● **Exercise details**
An unchanged copy of all the lines below is expected, and it should contain no pictures.

● **Data to process**
== Segment start ==

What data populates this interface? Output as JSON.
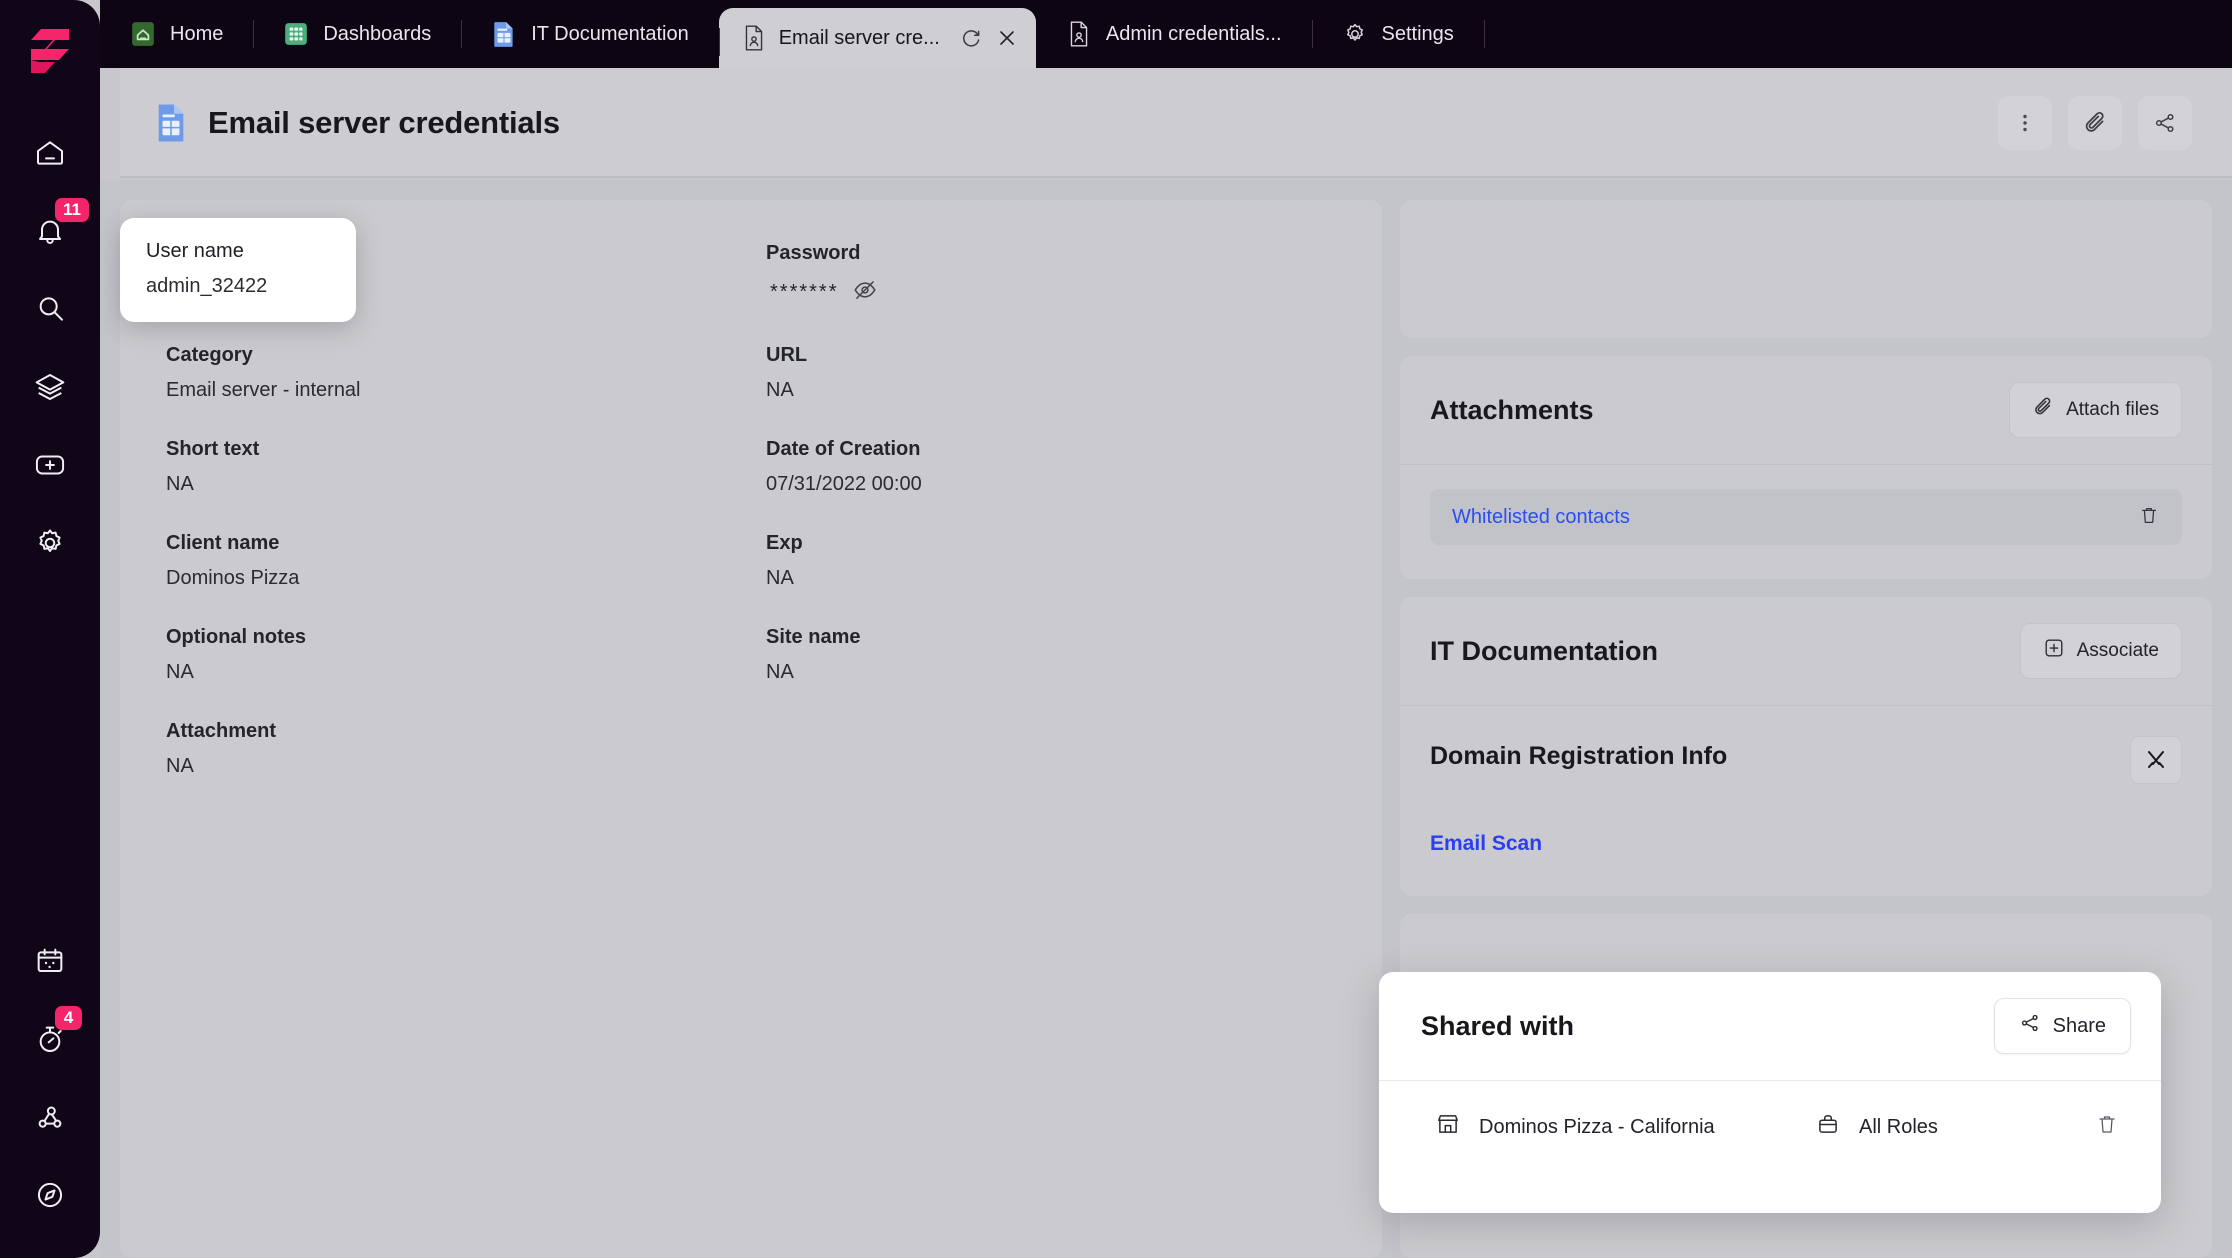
{
  "app": {
    "logo_name": "superops-logo",
    "rail_items": [
      {
        "name": "home-icon",
        "badge": null
      },
      {
        "name": "notifications-bell-icon",
        "badge": "11"
      },
      {
        "name": "search-icon",
        "badge": null
      },
      {
        "name": "layers-icon",
        "badge": null
      },
      {
        "name": "add-plus-icon",
        "badge": null
      },
      {
        "name": "gear-settings-icon",
        "badge": null
      }
    ],
    "rail_items_bottom": [
      {
        "name": "calendar-icon",
        "badge": null
      },
      {
        "name": "stopwatch-timer-icon",
        "badge": "4"
      },
      {
        "name": "network-share-icon",
        "badge": null
      },
      {
        "name": "compass-icon",
        "badge": null
      }
    ]
  },
  "tabbar": {
    "tabs": [
      {
        "label": "Home",
        "icon": "home-doc-icon",
        "active": false
      },
      {
        "label": "Dashboards",
        "icon": "dashboard-grid-icon",
        "active": false
      },
      {
        "label": "IT Documentation",
        "icon": "it-doc-icon",
        "active": false
      },
      {
        "label": "Email server cre...",
        "icon": "credential-doc-icon",
        "active": true
      },
      {
        "label": "Admin credentials...",
        "icon": "credential-doc-icon",
        "active": false
      },
      {
        "label": "Settings",
        "icon": "gear-settings-icon",
        "active": false
      }
    ],
    "active_tab_actions": [
      {
        "name": "refresh-icon",
        "glyph": "⟳"
      },
      {
        "name": "close-tab-icon",
        "glyph": "✕"
      }
    ]
  },
  "header": {
    "icon": "credential-doc-icon",
    "title": "Email server credentials",
    "actions": [
      {
        "name": "more-options-icon"
      },
      {
        "name": "attachment-paperclip-icon"
      },
      {
        "name": "share-nodes-icon"
      }
    ]
  },
  "details": {
    "fields": [
      {
        "label": "User name",
        "value": "admin_32422",
        "floating": true
      },
      {
        "label": "Password",
        "value": "*******",
        "masked": true,
        "toggle_icon": "eye-off-icon"
      },
      {
        "label": "Category",
        "value": "Email server - internal"
      },
      {
        "label": "URL",
        "value": "NA"
      },
      {
        "label": "Short text",
        "value": "NA"
      },
      {
        "label": "Date of Creation",
        "value": "07/31/2022 00:00"
      },
      {
        "label": "Client name",
        "value": "Dominos Pizza"
      },
      {
        "label": "Exp",
        "value": "NA"
      },
      {
        "label": "Optional notes",
        "value": "NA"
      },
      {
        "label": "Site name",
        "value": "NA"
      },
      {
        "label": "Attachment",
        "value": "NA"
      }
    ]
  },
  "attachments": {
    "title": "Attachments",
    "button_label": "Attach files",
    "button_icon": "paperclip-icon",
    "items": [
      {
        "name": "Whitelisted contacts",
        "delete_icon": "trash-icon"
      }
    ]
  },
  "it_documentation": {
    "title": "IT Documentation",
    "button_label": "Associate",
    "button_icon": "plus-square-icon",
    "section_title": "Domain Registration Info",
    "section_tool_icon": "tools-icon",
    "link_label": "Email Scan"
  },
  "shared_with": {
    "title": "Shared with",
    "button_label": "Share",
    "button_icon": "share-nodes-icon",
    "rows": [
      {
        "org_icon": "storefront-icon",
        "org": "Dominos Pizza - California",
        "role_icon": "briefcase-icon",
        "role": "All Roles",
        "delete_icon": "trash-icon"
      }
    ]
  },
  "colors": {
    "rail_bg": "#110618",
    "tabbar_bg": "#0d0513",
    "accent_pink": "#f4256a",
    "link_blue": "#2b4ef0",
    "panel_bg": "#cbcbcf",
    "body_bg": "#c4c4cb"
  }
}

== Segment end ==

● **Written reply**
What data populates this interface? Output as JSON.
{
  "app": {
    "logo_name": "superops-logo",
    "rail_items": [
      {
        "name": "home-icon",
        "badge": null
      },
      {
        "name": "notifications-bell-icon",
        "badge": "11"
      },
      {
        "name": "search-icon",
        "badge": null
      },
      {
        "name": "layers-icon",
        "badge": null
      },
      {
        "name": "add-plus-icon",
        "badge": null
      },
      {
        "name": "gear-settings-icon",
        "badge": null
      }
    ],
    "rail_items_bottom": [
      {
        "name": "calendar-icon",
        "badge": null
      },
      {
        "name": "stopwatch-timer-icon",
        "badge": "4"
      },
      {
        "name": "network-share-icon",
        "badge": null
      },
      {
        "name": "compass-icon",
        "badge": null
      }
    ]
  },
  "tabbar": {
    "tabs": [
      {
        "label": "Home",
        "icon": "home-doc-icon",
        "active": false
      },
      {
        "label": "Dashboards",
        "icon": "dashboard-grid-icon",
        "active": false
      },
      {
        "label": "IT Documentation",
        "icon": "it-doc-icon",
        "active": false
      },
      {
        "label": "Email server cre...",
        "icon": "credential-doc-icon",
        "active": true
      },
      {
        "label": "Admin credentials...",
        "icon": "credential-doc-icon",
        "active": false
      },
      {
        "label": "Settings",
        "icon": "gear-settings-icon",
        "active": false
      }
    ],
    "active_tab_actions": [
      {
        "name": "refresh-icon",
        "glyph": "⟳"
      },
      {
        "name": "close-tab-icon",
        "glyph": "✕"
      }
    ]
  },
  "header": {
    "icon": "credential-doc-icon",
    "title": "Email server credentials",
    "actions": [
      {
        "name": "more-options-icon"
      },
      {
        "name": "attachment-paperclip-icon"
      },
      {
        "name": "share-nodes-icon"
      }
    ]
  },
  "details": {
    "fields": [
      {
        "label": "User name",
        "value": "admin_32422",
        "floating": true
      },
      {
        "label": "Password",
        "value": "*******",
        "masked": true,
        "toggle_icon": "eye-off-icon"
      },
      {
        "label": "Category",
        "value": "Email server - internal"
      },
      {
        "label": "URL",
        "value": "NA"
      },
      {
        "label": "Short text",
        "value": "NA"
      },
      {
        "label": "Date of Creation",
        "value": "07/31/2022 00:00"
      },
      {
        "label": "Client name",
        "value": "Dominos Pizza"
      },
      {
        "label": "Exp",
        "value": "NA"
      },
      {
        "label": "Optional notes",
        "value": "NA"
      },
      {
        "label": "Site name",
        "value": "NA"
      },
      {
        "label": "Attachment",
        "value": "NA"
      }
    ]
  },
  "attachments": {
    "title": "Attachments",
    "button_label": "Attach files",
    "button_icon": "paperclip-icon",
    "items": [
      {
        "name": "Whitelisted contacts",
        "delete_icon": "trash-icon"
      }
    ]
  },
  "it_documentation": {
    "title": "IT Documentation",
    "button_label": "Associate",
    "button_icon": "plus-square-icon",
    "section_title": "Domain Registration Info",
    "section_tool_icon": "tools-icon",
    "link_label": "Email Scan"
  },
  "shared_with": {
    "title": "Shared with",
    "button_label": "Share",
    "button_icon": "share-nodes-icon",
    "rows": [
      {
        "org_icon": "storefront-icon",
        "org": "Dominos Pizza - California",
        "role_icon": "briefcase-icon",
        "role": "All Roles",
        "delete_icon": "trash-icon"
      }
    ]
  },
  "colors": {
    "rail_bg": "#110618",
    "tabbar_bg": "#0d0513",
    "accent_pink": "#f4256a",
    "link_blue": "#2b4ef0",
    "panel_bg": "#cbcbcf",
    "body_bg": "#c4c4cb"
  }
}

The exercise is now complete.